## ASSIGNED TASK:
Find each line below that includes "Aobwo", then copy it.

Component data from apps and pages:
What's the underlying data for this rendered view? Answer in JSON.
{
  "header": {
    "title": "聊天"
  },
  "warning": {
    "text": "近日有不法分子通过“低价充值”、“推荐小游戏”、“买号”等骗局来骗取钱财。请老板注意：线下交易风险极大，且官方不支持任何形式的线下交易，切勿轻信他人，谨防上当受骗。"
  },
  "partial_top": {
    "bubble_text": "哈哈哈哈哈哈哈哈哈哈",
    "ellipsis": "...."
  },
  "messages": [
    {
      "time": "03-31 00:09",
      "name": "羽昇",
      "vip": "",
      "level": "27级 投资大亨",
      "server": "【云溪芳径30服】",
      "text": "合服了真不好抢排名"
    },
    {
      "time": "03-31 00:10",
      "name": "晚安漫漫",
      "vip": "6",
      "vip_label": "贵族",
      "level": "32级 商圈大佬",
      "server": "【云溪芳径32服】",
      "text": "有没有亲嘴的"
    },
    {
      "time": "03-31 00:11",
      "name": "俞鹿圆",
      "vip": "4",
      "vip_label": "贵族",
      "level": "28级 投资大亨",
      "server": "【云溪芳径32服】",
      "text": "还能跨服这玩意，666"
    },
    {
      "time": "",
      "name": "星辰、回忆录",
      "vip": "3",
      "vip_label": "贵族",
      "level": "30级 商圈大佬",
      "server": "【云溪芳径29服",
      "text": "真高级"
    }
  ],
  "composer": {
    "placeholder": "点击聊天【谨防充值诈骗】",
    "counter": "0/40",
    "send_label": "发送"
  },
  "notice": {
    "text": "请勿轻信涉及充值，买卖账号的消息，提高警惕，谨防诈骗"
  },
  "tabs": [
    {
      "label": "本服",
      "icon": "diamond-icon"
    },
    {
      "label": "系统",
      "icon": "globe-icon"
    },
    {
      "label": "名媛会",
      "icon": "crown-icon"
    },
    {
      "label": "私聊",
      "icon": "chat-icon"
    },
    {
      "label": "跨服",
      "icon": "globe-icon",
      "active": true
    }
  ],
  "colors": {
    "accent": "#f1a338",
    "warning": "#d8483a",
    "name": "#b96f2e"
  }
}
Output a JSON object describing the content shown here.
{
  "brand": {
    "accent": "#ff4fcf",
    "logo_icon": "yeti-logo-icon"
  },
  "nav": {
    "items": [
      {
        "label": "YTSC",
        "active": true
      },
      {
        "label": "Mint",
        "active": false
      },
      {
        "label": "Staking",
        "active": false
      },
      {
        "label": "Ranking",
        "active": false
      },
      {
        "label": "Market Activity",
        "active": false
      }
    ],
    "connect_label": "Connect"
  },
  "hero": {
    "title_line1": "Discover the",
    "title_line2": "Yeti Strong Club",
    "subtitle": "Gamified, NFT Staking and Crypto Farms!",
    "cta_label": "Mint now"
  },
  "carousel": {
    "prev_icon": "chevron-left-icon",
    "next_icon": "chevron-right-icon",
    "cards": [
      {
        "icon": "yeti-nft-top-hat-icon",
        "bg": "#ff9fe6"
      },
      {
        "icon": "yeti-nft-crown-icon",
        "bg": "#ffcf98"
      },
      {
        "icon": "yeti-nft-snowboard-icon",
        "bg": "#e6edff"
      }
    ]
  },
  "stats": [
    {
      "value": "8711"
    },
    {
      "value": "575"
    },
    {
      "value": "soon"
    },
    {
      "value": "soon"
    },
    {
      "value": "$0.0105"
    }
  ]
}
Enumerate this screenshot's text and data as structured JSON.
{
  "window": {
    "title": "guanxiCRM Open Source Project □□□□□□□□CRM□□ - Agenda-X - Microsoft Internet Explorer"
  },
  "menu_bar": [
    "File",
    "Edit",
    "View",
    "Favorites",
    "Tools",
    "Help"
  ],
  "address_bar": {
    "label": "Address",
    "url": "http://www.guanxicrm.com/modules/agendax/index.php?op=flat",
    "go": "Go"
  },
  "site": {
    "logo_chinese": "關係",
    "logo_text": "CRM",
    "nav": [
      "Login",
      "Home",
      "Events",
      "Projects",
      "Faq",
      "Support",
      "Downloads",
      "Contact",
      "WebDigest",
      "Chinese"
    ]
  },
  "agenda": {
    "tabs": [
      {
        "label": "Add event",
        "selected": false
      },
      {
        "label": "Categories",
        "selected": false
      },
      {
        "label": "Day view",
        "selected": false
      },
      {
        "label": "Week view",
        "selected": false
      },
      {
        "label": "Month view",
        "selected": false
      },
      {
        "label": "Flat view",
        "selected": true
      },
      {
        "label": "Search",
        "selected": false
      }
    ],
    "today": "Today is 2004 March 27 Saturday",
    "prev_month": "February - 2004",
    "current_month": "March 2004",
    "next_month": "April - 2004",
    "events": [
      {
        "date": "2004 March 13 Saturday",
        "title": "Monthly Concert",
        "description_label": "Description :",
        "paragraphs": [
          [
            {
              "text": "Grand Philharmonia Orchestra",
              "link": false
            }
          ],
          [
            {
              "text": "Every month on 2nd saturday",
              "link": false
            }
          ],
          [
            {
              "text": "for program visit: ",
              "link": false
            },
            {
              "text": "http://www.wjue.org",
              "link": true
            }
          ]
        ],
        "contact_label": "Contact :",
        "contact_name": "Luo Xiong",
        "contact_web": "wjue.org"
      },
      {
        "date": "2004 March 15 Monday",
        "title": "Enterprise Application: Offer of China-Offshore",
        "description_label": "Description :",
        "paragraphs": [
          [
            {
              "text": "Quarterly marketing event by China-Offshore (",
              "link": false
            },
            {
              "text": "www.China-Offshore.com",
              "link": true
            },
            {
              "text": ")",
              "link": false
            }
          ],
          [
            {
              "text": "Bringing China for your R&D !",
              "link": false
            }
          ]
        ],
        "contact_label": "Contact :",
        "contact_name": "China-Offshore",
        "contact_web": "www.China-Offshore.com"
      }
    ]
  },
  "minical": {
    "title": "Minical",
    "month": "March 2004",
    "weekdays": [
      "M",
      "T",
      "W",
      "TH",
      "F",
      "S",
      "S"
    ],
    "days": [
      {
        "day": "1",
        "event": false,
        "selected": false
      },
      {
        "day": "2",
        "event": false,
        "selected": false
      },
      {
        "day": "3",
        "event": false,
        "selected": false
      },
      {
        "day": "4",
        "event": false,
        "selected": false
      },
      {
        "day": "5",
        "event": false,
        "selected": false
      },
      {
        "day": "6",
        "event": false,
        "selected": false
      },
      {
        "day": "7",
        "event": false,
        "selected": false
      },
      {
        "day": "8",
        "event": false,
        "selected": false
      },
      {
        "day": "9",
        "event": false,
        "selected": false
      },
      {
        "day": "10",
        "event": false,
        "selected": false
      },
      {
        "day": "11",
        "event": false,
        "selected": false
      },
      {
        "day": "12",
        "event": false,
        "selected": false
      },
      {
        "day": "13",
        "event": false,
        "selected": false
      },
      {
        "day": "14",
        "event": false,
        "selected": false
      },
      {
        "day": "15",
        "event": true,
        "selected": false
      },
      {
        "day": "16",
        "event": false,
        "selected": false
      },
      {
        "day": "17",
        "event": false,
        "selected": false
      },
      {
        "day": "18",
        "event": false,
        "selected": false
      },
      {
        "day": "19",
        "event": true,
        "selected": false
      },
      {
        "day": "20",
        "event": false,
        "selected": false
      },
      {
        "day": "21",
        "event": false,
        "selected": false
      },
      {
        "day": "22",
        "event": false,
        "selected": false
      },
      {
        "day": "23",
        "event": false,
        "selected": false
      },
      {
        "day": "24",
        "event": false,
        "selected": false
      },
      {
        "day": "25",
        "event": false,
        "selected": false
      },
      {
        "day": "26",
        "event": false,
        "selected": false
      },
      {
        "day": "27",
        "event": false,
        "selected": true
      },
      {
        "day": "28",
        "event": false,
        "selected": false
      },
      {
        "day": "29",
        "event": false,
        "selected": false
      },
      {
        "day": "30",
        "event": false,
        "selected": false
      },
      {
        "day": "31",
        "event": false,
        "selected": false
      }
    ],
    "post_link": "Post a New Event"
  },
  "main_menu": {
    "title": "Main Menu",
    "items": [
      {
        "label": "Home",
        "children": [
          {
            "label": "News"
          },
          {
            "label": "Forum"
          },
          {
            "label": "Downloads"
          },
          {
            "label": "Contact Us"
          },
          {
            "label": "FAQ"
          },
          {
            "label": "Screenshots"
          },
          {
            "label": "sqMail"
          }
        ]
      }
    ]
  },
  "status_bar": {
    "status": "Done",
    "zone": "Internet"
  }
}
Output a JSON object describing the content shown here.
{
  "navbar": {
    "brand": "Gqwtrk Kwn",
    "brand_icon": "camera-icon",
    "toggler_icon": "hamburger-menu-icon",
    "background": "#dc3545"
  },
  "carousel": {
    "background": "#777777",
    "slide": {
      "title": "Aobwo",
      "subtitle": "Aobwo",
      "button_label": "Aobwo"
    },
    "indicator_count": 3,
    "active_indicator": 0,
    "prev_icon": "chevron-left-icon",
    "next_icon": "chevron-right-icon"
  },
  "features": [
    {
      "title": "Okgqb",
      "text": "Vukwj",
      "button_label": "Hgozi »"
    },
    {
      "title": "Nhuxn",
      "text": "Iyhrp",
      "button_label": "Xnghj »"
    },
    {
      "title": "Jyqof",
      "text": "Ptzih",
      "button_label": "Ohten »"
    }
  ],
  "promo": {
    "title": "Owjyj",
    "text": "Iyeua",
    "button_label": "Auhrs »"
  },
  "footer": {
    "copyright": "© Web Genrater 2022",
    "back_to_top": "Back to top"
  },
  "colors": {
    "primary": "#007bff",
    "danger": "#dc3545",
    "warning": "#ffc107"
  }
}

## EXERCISE RESPONSE:
      "title": "Aobwo",
      "subtitle": "Aobwo",
      "button_label": "Aobwo"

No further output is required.